I think the play reflected where we are right now in LDS history. The impact of the New Mormon History movement–Leonard Arrington and Juanita Brooks et al.–has been a remarkable, perhaps even revolutionary narrative shift. Books like Bushman’s Rough Stone Rolling, or Walker, Turley and Leonard’s Massacre at Mountain Meadows, which would have been unimaginable thirty years ago, have been published with the full imprimature of the Church. State of the Union locates itself within this newer narrative.
On the other hand, Mitchell’s play reflects an increasingly sophisticated awareness of the world by faithful young LDS writers, an awareness that reflects the Church’s international focus, and is enabled by the internet. A young LDS woman sitting in her apartment in Provo can become fascinated by bacha posh, an obscure gender-bending tradition in that most traditionally gender-conscious society on earth, Afghanistan under Taliban rule.
Presumably Mitchell’s interest in this subject reflects her own immersion in an American sub-culture that is, by most contemporary Western standards, pretty conservative. But her play deals with gender with remarkable insight and compassion and care. Her hero(ine) is a young Afghan woman who has been raised bacha posh. (S)he goes to school, plays soccer, has a job. Now, at sixteen, his/her parents tell him/her that (s)he is now to consider him(her)self a woman, as she’s contracted to marry. But her parents aren’t portrayed as monsters or weirdos, but as loving parents who genuinely believed they were doing the right thing for their family, culturally and economically. And in the end, the play’s heroine has embraced her new female identity.
My first reaction to the play was akin to those cartoons where characters learn something unexpected: the eyes popping out of the head, the top of the head exploding. Let’s face it, bacha posh is a seriously weird custom, especially when we think of it happening in Afghanistan, especially when basically what we know of Afghanistan comes entirely from Khaled Hosseini novels. I mean, The Kite Runner and A Thousand Splendid Suns are amazing novels, brilliantly written– so there’s a tendency to think of them as definitive, as providing me, a Westerner, with all the information I need about that culture. Now my views are more . . . complicated. I have Ariel Mitchell to thank for that.

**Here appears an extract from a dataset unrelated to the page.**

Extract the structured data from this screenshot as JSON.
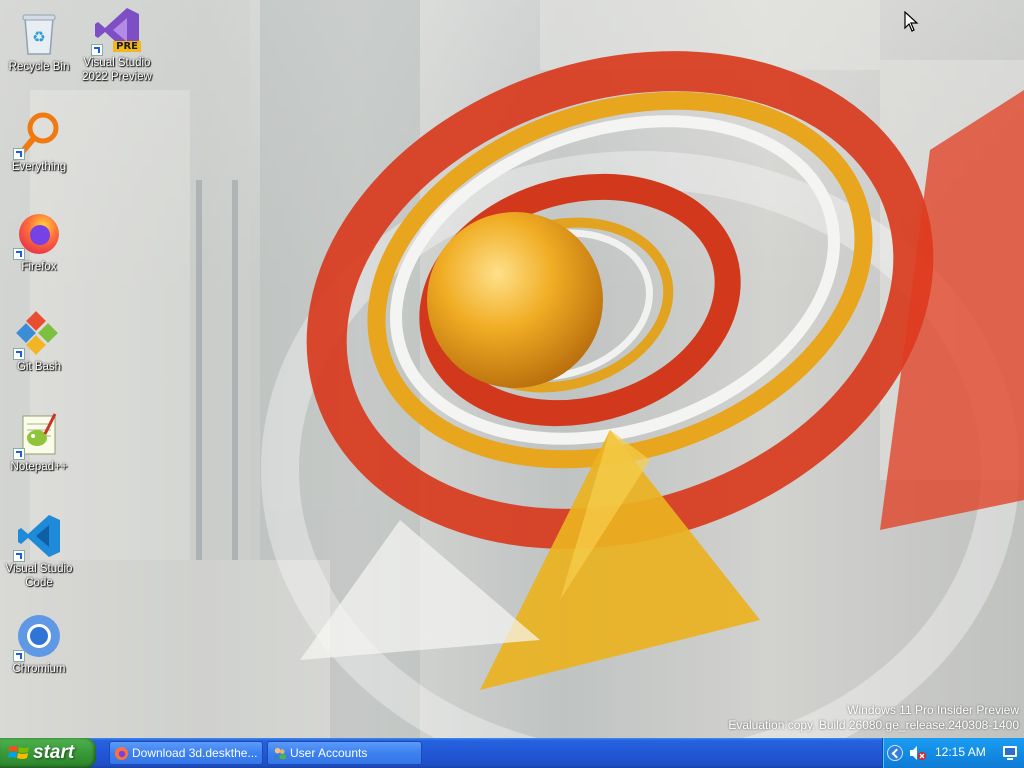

I don’t mean to suggest that all of Mormon literature needs to follow one of these two paths–reimagining our past, looking around at our present. I do suggest that these are two very interesting possibilities.